A young Afghan women I had as a student told me about living the life of a free American teenager while at school – and then going home and taking on the role of a submissive young female in her traditional Afghan home. Did she feel conflict? “Not really,” she said – she seemed comfortable living life as it was. So I’m like them – living my rational scientific life but still drawn to my relationship with a loving God spirit. Call it what you will but I am content to live my two lives without conflict.
That's my story and that is why I feel fed when I come to join with you as part of this church community.
And now, here we are at a major threshold as we move to a new location – it’s exiting and scary at once. Will this change who we are? This church has many traditions and memories for us. We will carry those memories with us to the new location. The sense of who we are and what work we have to do will continue and over time adjust to new situations. The new church building will have a location and features that will make it even better for meeting the diverse needs of the wider Niles community.

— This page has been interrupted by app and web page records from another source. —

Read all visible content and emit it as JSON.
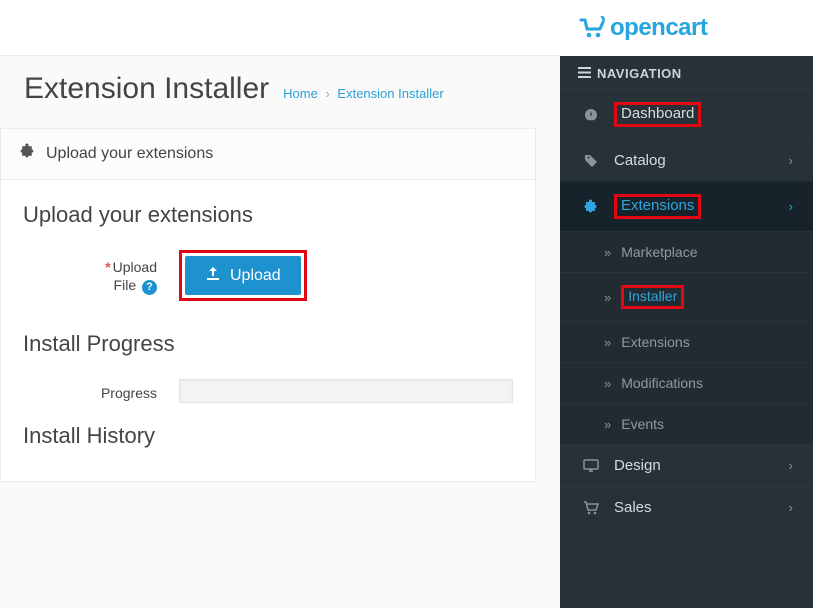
{
  "brand": "opencart",
  "nav_header": "NAVIGATION",
  "sidebar": {
    "dashboard": "Dashboard",
    "catalog": "Catalog",
    "extensions": "Extensions",
    "ext_children": {
      "marketplace": "Marketplace",
      "installer": "Installer",
      "extensions": "Extensions",
      "modifications": "Modifications",
      "events": "Events"
    },
    "design": "Design",
    "sales": "Sales"
  },
  "page": {
    "title": "Extension Installer",
    "breadcrumb": {
      "home": "Home",
      "current": "Extension Installer"
    }
  },
  "panel": {
    "title": "Upload your extensions",
    "upload_heading": "Upload your extensions",
    "upload_label_1": "Upload",
    "upload_label_2": "File",
    "upload_button": "Upload",
    "install_progress_heading": "Install Progress",
    "progress_label": "Progress",
    "history_heading": "Install History"
  }
}
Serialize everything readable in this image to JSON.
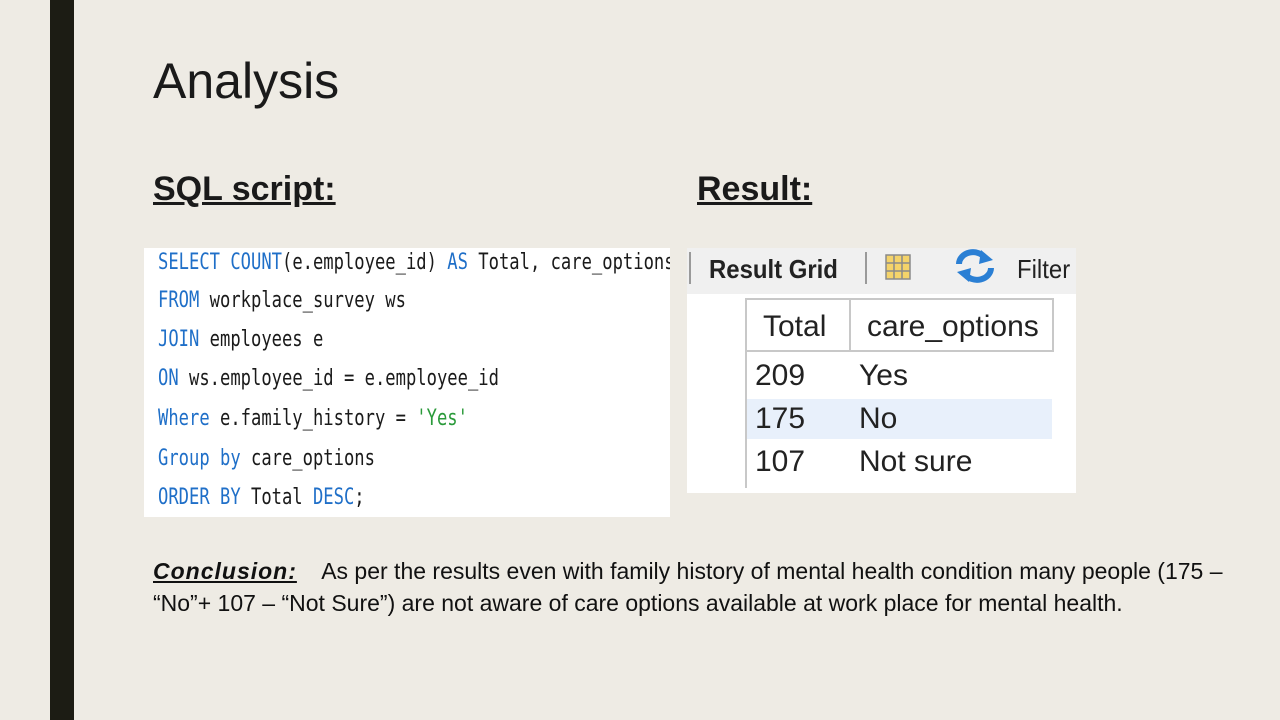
{
  "slide": {
    "title": "Analysis",
    "sql_heading": "SQL script:",
    "result_heading": "Result:"
  },
  "sql": {
    "lines": [
      [
        {
          "t": "SELECT ",
          "c": "kw"
        },
        {
          "t": "COUNT",
          "c": "kw"
        },
        {
          "t": "(e.employee_id) ",
          "c": ""
        },
        {
          "t": "AS",
          "c": "kw"
        },
        {
          "t": " Total, care_options",
          "c": ""
        }
      ],
      [
        {
          "t": "FROM",
          "c": "kw"
        },
        {
          "t": " workplace_survey ws",
          "c": ""
        }
      ],
      [
        {
          "t": "JOIN",
          "c": "kw"
        },
        {
          "t": " employees e",
          "c": ""
        }
      ],
      [
        {
          "t": "ON",
          "c": "kw"
        },
        {
          "t": " ws.employee_id = e.employee_id",
          "c": ""
        }
      ],
      [
        {
          "t": "Where",
          "c": "kw"
        },
        {
          "t": " e.family_history = ",
          "c": ""
        },
        {
          "t": "'Yes'",
          "c": "str"
        }
      ],
      [
        {
          "t": "Group by",
          "c": "kw"
        },
        {
          "t": " care_options",
          "c": ""
        }
      ],
      [
        {
          "t": "ORDER BY",
          "c": "kw"
        },
        {
          "t": " Total ",
          "c": ""
        },
        {
          "t": "DESC",
          "c": "kw"
        },
        {
          "t": ";",
          "c": ""
        }
      ]
    ]
  },
  "result_grid": {
    "toolbar_label": "Result Grid",
    "filter_label": "Filter",
    "columns": [
      "Total",
      "care_options"
    ],
    "rows": [
      {
        "total": "209",
        "care_options": "Yes"
      },
      {
        "total": "175",
        "care_options": "No"
      },
      {
        "total": "107",
        "care_options": "Not sure"
      }
    ],
    "selected_row": 1
  },
  "conclusion": {
    "label": "Conclusion:",
    "text": "As per the results even with family history of mental health condition many people (175 – “No”+ 107 – “Not Sure”)  are not aware of care options available at work place for mental health."
  },
  "colors": {
    "background": "#eeebe4",
    "left_bar": "#1c1c14",
    "sql_keyword": "#1f6fc8",
    "sql_string": "#2a9a3a"
  }
}
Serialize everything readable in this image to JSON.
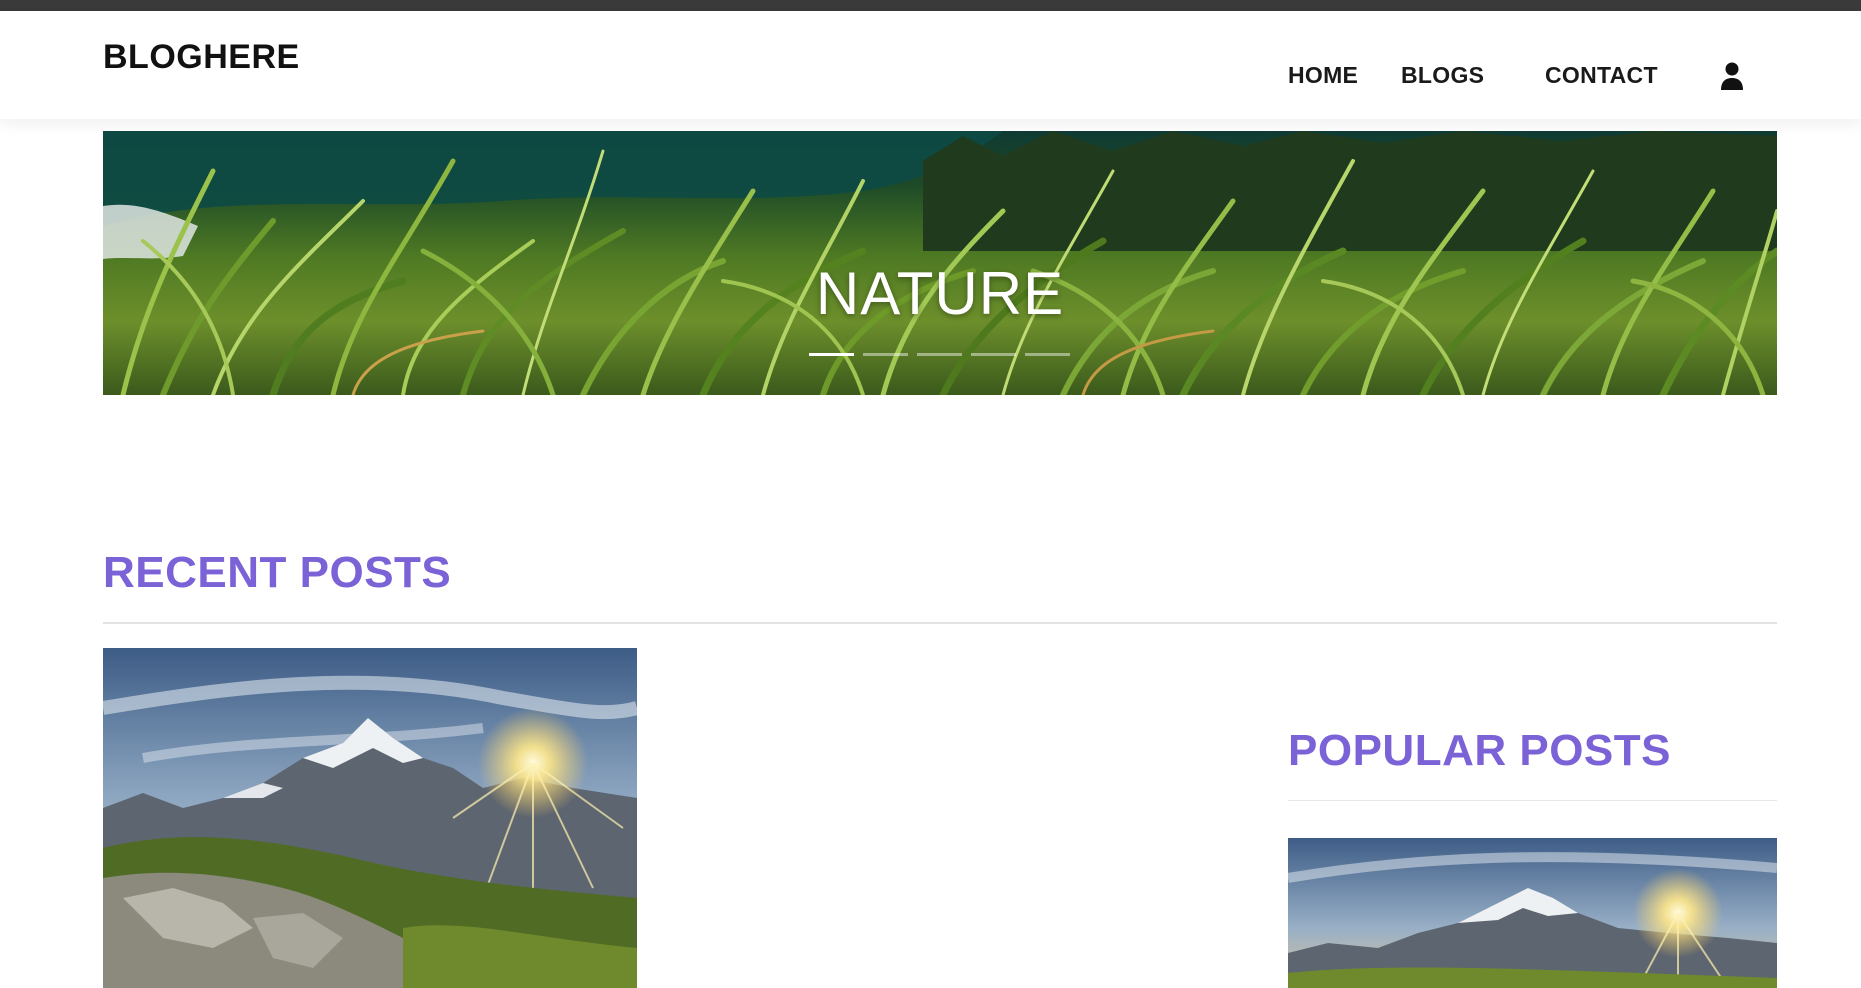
{
  "navbar": {
    "brand": "BLOGHERE",
    "links": [
      {
        "label": "HOME"
      },
      {
        "label": "BLOGS"
      },
      {
        "label": "CONTACT"
      }
    ],
    "account_icon": "user-icon"
  },
  "hero": {
    "title": "NATURE",
    "slide_count": 5,
    "active_slide": 1
  },
  "recent_posts": {
    "heading": "RECENT POSTS"
  },
  "popular_posts": {
    "heading": "POPULAR POSTS"
  },
  "colors": {
    "accent": "#7b62d6",
    "nav_text": "#1a1a1a",
    "top_strip": "#3a3a3a"
  }
}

I am absolutely convinced that you and I know people who need what we have. We all know neighbors and friends, people living good lives – fulfilling lives – but with an unfilled need. In our place and this year, many people have a feeling that they would like to find something beyond the everyday “hum drum.” They seek ‘more meaning,’ ‘ more feeling,’ ‘more connection.’ The challenge before us is to find effective ways to tell our story and be the people that can bring comfort and support to spiritually hungry people in our own communities. We need to invent a new kind of Progressive evangelism.

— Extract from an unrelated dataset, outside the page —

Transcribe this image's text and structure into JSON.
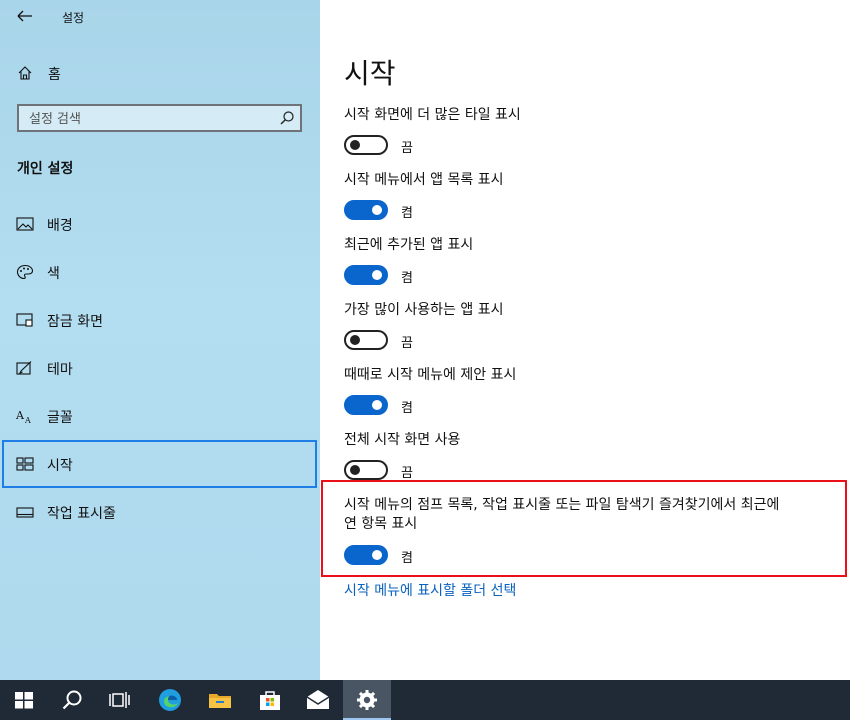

Some of us say, “Well I’m really not completely sure myself what I believe as a Progressive Christian. How can I tell someone else about my beliefs and why they should come to my church?“ You can tell people that this is a safe place to explore and grow your spiritual beliefs in the company of likeminded supportive people. You can tell them that searching alone is not as effective as learning and acting together. There are many people in our wider community with false ideas of what it means to be a practicing Christian – and don't even know about Progressive Christianity. For our church to live and thrive we have to find ways to tell our story. During this time of transition we need to continually reach out to our own members - particularly those who do not attend worship – connect with them, and tell them that we miss them. 5
It’s exciting to think of how the increased space and location of our new church building may open us to the wider Niles and Tri-Cities community. How do you feel about sharing our church for Saturday evening Taizé? for thoughtful Saturday afternoon films? for concerts and speakers? But what I really get enthused about is finding ways to be the Progressive church in our time – reaching out to all, remaining a supportive community, growing spiritually and in outreach to others. For the Christian church to survive and thrive in out time we have to explore new ways of being the church, and we are on the front line of this question.